EXERCISE DESCRIPTION: The answer must consist of every line from the entries that holds the word "chose".
--- RECORDS SHOWN Enclosed Below ---
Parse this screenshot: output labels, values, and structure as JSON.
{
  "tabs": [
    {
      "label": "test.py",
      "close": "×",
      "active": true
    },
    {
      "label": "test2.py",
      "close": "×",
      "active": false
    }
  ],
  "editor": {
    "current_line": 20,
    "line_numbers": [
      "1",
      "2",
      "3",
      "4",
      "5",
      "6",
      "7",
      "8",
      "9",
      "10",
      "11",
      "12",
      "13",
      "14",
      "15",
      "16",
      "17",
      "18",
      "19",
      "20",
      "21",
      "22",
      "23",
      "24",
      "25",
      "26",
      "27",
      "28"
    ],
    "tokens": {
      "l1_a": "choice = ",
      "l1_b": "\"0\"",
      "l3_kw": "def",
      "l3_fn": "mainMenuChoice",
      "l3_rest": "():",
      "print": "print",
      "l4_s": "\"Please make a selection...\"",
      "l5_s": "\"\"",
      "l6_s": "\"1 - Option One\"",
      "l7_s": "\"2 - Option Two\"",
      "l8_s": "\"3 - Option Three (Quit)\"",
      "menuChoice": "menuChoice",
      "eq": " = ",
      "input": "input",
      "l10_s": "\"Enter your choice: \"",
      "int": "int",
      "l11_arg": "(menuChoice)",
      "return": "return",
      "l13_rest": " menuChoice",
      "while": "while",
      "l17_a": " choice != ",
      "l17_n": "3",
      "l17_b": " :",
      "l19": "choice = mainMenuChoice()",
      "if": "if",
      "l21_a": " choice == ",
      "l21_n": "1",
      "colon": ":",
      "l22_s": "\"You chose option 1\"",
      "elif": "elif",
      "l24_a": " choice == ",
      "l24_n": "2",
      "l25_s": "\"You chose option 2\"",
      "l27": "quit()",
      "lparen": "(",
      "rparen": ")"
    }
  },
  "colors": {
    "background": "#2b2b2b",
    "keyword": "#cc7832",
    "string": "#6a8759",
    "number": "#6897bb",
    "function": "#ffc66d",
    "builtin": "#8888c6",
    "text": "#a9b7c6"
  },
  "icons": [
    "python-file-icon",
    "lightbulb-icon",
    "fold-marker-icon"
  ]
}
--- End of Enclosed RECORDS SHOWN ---
TASK OUTPUT:
      "l22_s": "\"You chose option 1\"",
      "l25_s": "\"You chose option 2\"",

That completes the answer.